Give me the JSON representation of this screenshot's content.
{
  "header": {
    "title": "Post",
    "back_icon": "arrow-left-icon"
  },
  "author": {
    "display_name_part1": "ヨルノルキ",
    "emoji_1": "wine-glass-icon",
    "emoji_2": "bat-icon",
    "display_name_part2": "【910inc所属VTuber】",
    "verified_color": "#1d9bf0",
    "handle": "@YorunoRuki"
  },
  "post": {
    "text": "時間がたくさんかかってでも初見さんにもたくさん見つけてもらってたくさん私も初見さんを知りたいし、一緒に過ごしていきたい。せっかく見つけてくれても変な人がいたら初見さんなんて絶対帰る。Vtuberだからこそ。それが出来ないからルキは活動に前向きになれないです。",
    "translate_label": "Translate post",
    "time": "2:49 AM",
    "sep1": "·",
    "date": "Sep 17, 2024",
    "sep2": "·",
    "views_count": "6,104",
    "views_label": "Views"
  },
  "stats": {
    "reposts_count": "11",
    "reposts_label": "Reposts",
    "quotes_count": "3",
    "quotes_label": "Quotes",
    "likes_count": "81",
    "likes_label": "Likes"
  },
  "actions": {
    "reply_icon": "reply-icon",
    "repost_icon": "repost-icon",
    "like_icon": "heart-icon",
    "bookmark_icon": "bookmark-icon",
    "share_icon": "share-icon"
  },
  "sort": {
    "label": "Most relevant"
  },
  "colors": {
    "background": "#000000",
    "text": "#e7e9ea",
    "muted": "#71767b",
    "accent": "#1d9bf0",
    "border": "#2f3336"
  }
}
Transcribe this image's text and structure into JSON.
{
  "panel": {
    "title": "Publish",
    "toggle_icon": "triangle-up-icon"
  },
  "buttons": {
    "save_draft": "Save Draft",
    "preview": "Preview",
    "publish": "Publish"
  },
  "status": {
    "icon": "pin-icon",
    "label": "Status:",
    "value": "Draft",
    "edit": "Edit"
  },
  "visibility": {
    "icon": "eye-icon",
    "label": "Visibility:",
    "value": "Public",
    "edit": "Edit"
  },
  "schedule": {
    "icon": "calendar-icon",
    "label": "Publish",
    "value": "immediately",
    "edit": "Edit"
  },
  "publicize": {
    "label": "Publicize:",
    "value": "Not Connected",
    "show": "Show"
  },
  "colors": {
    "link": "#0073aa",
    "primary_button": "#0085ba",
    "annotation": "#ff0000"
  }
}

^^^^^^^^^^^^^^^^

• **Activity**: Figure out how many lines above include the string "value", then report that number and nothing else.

• **Solution to the exercise**: 4